Citing opinion surveys,1 a Le Monde article claims that the question of monarchy in Nepal is far from settled, with nearly one in two Nepalis professing loyalty to the royalty, and that the conservative Congress Party, if it gets a dominant position in the elections for a Constitutional Assembly, will temporize on the matter (Frédéric Bobin, "Les Népalais aux urnes pour abolir la monarchie," 10 April 2008). While its assessment of the Congress Party is probably not far from the truth and is therefore useful, the tone of the article isn't exactly a ringing endorsement of republicanism. Coming from a good paper in France, the origin of modern republicanism, it's a little disappointing. Isn't it about time for the rest of the world to welcome the Nepalese into modernity, which has been long denied them thanks in large part to the influences of the United States and India?
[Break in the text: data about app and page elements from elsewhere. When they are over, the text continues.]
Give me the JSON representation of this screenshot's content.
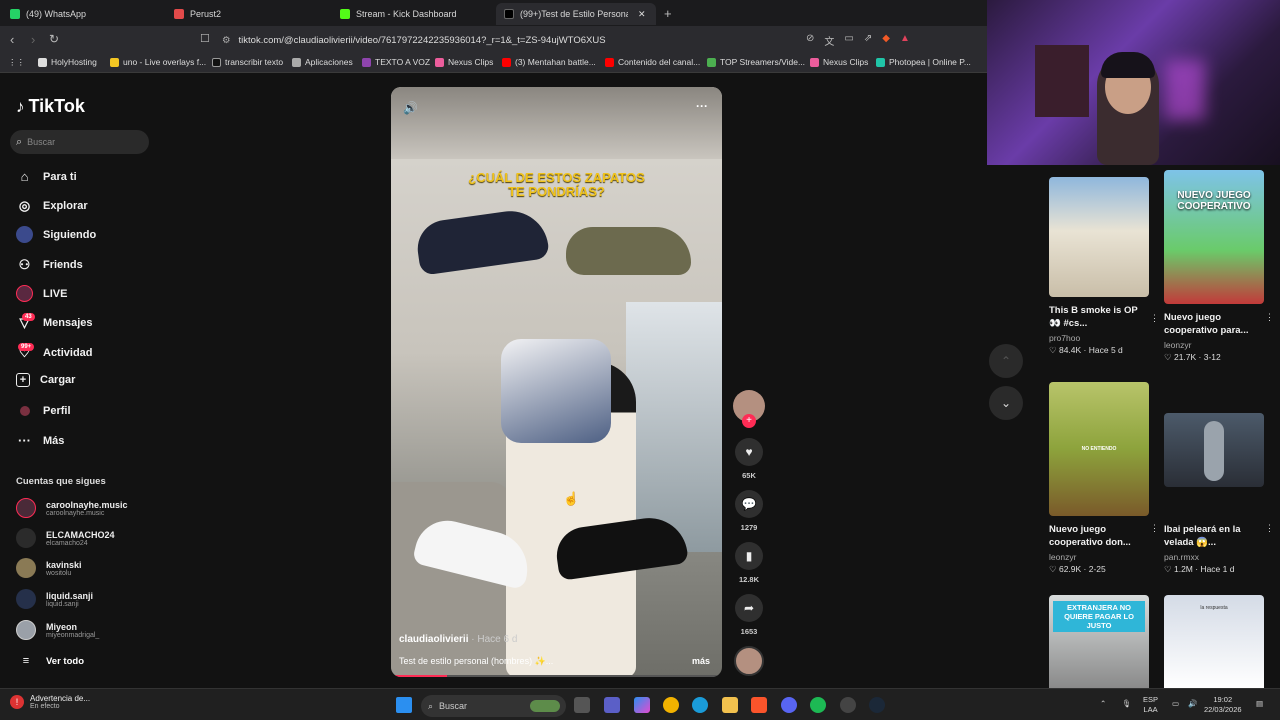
{
  "browser": {
    "tabs": [
      {
        "label": "(49) WhatsApp",
        "color": "#25d366"
      },
      {
        "label": "Perust2",
        "color": "#e24a4a"
      },
      {
        "label": "Stream - Kick Dashboard",
        "color": "#53fc18"
      },
      {
        "label": "(99+)Test de Estilo Personal M",
        "color": "#222222"
      }
    ],
    "url": "tiktok.com/@claudiaolivierii/video/7617972242235936014?_r=1&_t=ZS-94ujWTO6XUS",
    "bookmarks": [
      "HolyHosting",
      "uno - Live overlays f...",
      "transcribir texto",
      "Aplicaciones",
      "TEXTO A VOZ",
      "Nexus Clips",
      "(3) Mentahan battle...",
      "Contenido del canal...",
      "TOP Streamers/Vide...",
      "Nexus Clips",
      "Photopea | Online P..."
    ]
  },
  "sidebar": {
    "logo": "TikTok",
    "search_placeholder": "Buscar",
    "items": [
      {
        "label": "Para ti",
        "icon": "home-icon"
      },
      {
        "label": "Explorar",
        "icon": "compass-icon"
      },
      {
        "label": "Siguiendo",
        "icon": "following-avatar-icon"
      },
      {
        "label": "Friends",
        "icon": "friends-icon"
      },
      {
        "label": "LIVE",
        "icon": "live-icon"
      },
      {
        "label": "Mensajes",
        "icon": "message-icon",
        "badge": "43"
      },
      {
        "label": "Actividad",
        "icon": "activity-icon",
        "badge": "99+"
      },
      {
        "label": "Cargar",
        "icon": "upload-icon"
      },
      {
        "label": "Perfil",
        "icon": "profile-icon"
      },
      {
        "label": "Más",
        "icon": "more-icon"
      }
    ],
    "following_title": "Cuentas que sigues",
    "following": [
      {
        "name": "caroolnayhe.music",
        "handle": "caroolnayhe.music"
      },
      {
        "name": "ELCAMACHO24",
        "handle": "elcamacho24"
      },
      {
        "name": "kavinski",
        "handle": "wositolu"
      },
      {
        "name": "liquid.sanji",
        "handle": "liquid.sanji"
      },
      {
        "name": "Miyeon",
        "handle": "miyeonmadrigal_"
      }
    ],
    "see_all": "Ver todo"
  },
  "video": {
    "overlay_title_line1": "¿CUÁL DE ESTOS ZAPATOS",
    "overlay_title_line2": "TE PONDRÍAS?",
    "author": "claudiaolivierii",
    "time": "· Hace 6 d",
    "description": "Test de estilo personal (hombres) ✨...",
    "more": "más",
    "progress": 0.17,
    "likes": "65K",
    "comments": "1279",
    "saves": "12.8K",
    "shares": "1653"
  },
  "grid": [
    {
      "title": "This B smoke is OP 👀 #cs...",
      "author": "pro7hoo",
      "stats": "♡ 84.4K · Hace 5 d"
    },
    {
      "title": "Nuevo juego cooperativo para...",
      "author": "leonzyr",
      "stats": "♡ 21.7K · 3-12",
      "thumb_text": "NUEVO JUEGO COOPERATIVO"
    },
    {
      "title": "Nuevo juego cooperativo don...",
      "author": "leonzyr",
      "stats": "♡ 62.9K · 2-25",
      "thumb_text": "NO ENTIENDO"
    },
    {
      "title": "Ibai peleará en la velada 😱...",
      "author": "pan.rmxx",
      "stats": "♡ 1.2M · Hace 1 d"
    },
    {
      "thumb_text": "EXTRANJERA NO QUIERE PAGAR LO JUSTO"
    },
    {
      "thumb_text": "la respuesta"
    }
  ],
  "taskbar": {
    "warning_title": "Advertencia de...",
    "warning_sub": "En efecto",
    "search": "Buscar",
    "lang1": "ESP",
    "lang2": "LAA",
    "time": "19:02",
    "date": "22/03/2026"
  }
}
1 Opinion surveys can be tricky even in rich countries, and those in very poor countries, such as Nepal where modern transportation and communication are out of reach of the majority, can be hardly reliable, as they marginalize voices of the poor and magnify those of the rich. In any case, if similar surveys had been taken in France on the eve of the French Revolution and the French had followed the survey results, France itself might have become a constitutional monarchy rather than a republic. It's a good thing that polling didn't exist back then.